Samhita Social Ventures, a social sector consulting firm chose 100 companies with the largest CSR budgets on the BSE 500 list for this study. The report has been facilitated by the India Sanitation Coalition under Naina Lal Kidwai.

Only 15% of companies reported incorporating repair and maintenance of toilets as part of their CSR initiatives under Water, Sanitation and Hygiene (WASH). Corporate India responded well to the government’s call for action on WASH issues with 90% companies reporting at least one CSR activity in WASH. Over the last three years, a total of 164 activities were carried out.

Of these 90 companies, 34 were public sector undertakings. Of the 1.1 billion people in the world who defecate in the open, 59% live in India. It is estimated that inadequate sanitation facilities causes India economic losses of around $53.8 billion a year.

Around 44% of the total population in the country defecate in the open. Swachh Bharat Mission (SBM) an initiative started by the Indian government has an ambitious goal to end open defecation in the country by 2019. The findings suggest that even though many corporate houses have shown interest in creating infrastructure while the operation and maintenance of toilets is neglected. There is a need for incorporating programmes for influencing behaviour.

Only 20% companies reported integrating behaviour change communication in their programmes. North India has over 40% rural households with a working latrine have at least one family member who continues to defecate in the open. This suggests that just creating infrastructure won’t be enough; there is an equal need to focus on changing behaviour and attitudes towards open defecation.

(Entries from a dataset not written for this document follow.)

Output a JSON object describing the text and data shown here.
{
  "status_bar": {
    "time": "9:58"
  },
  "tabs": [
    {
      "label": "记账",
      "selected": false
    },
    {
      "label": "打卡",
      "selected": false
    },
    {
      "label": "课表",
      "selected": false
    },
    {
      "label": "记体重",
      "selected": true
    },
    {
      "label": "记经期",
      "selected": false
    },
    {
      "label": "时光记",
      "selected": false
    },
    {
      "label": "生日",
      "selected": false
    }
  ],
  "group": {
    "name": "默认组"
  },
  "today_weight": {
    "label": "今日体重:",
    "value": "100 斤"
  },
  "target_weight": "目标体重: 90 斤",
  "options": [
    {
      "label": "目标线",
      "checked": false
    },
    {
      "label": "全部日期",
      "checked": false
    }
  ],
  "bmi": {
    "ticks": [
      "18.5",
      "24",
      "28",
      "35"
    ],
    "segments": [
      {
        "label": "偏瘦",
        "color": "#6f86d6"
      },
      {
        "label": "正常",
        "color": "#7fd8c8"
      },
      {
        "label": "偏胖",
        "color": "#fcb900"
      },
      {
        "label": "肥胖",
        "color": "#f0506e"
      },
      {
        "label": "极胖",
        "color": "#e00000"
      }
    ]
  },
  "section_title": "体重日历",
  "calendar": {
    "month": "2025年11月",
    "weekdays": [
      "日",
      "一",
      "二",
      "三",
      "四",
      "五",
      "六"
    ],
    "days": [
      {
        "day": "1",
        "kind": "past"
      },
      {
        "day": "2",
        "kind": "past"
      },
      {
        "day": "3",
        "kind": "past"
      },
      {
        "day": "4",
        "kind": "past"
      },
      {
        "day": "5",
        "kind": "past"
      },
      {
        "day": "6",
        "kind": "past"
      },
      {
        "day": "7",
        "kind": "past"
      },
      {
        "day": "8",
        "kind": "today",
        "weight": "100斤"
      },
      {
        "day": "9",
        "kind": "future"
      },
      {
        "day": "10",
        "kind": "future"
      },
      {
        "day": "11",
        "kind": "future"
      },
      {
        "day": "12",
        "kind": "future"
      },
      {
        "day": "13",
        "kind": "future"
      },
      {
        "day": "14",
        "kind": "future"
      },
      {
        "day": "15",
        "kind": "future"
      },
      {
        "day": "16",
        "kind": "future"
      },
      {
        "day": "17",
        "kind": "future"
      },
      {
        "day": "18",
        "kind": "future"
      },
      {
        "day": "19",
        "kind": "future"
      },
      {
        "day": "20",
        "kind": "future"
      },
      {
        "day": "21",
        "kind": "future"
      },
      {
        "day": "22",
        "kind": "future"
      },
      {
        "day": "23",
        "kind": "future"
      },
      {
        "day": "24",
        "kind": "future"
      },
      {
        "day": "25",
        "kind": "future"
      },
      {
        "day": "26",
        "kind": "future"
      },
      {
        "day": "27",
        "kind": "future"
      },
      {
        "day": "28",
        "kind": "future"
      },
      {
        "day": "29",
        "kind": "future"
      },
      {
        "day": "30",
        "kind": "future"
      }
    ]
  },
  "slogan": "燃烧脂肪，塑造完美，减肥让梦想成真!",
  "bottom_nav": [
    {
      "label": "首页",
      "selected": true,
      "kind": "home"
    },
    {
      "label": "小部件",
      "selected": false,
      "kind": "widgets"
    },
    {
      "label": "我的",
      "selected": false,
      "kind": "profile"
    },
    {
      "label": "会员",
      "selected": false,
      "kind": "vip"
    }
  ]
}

According to this report, CSR in WASH promoted hardware interventions which include creating or supporting the construction of toilets or water storage facilities, the operation and maintenance of sanitation facilities and other related activities. While software-related programmes focus at creating awareness and undertaking activities that influence socio-cultural attitude and behaviour. Even though there is need for tackling open defecation and sanitation problems in both rural and urban India, most of the CSR activities were concentrated in rural areas. There is a critical need to address urban WASH issues, with the growing slum population.

Over 50 million urban slum population is forced to defecate in the open. Slums lacking toilets and community toilets are rendered unusable due to poor maintenance. Urban areas also pose serious health-risks due to lack of sanitation. As per the report, CSR activities in WASH are broadly aligned to the needs of states.

However, most North Eastern states were ignored. States like Maharashtra, Uttar Pradesh, Rajasthan, Gujarat, Tamil Nadu and Karnataka had high rates of open defecation and maximum projects. But states like Jammu and Kashmir, Assam and Arunachal Pradesh which also had high number of open defecation rates were neglected.

63% of urban population in India have access to improved sources of sanitation but the quality of these services remains inadequate and unequally divided amongst citizens.

CSR Budget No. Of Companies
Less than Rupee 1 crore 8
Rupee 1-5 crore 11
Rupee 5-15 crore 6
More than Rupee 15 crore 8
Total 33

Top 5 Companies with the largest budget in WASH (Water, Sanitation and Hygiene)

Top 5 PSUs Top 5 Non-PSUs
Coal India Tata Consultancy Services
Power Finance Corporation Bharti Airtel
ONGC Bharti Infratel
GAIL India Tata Steel
State Bank of India Mahindra & Mahindra

“Equitable access to clean water, safe sanitation and hygiene are essential to sustain life. 560 million people in the country continue to defecate in the open and nearly 76 million do not have access to improved water sources.

Looking at the extent of the problem, India in the next few years will probably play the most important role of achieving Sustainable Development Goal to ensure availability and sustainable management of water and sanitation for all.

It won’t be an easy task but given the political commitment towards the cause it is certainly achievable,” says Neeraj Jain, CEO, WaterAid India.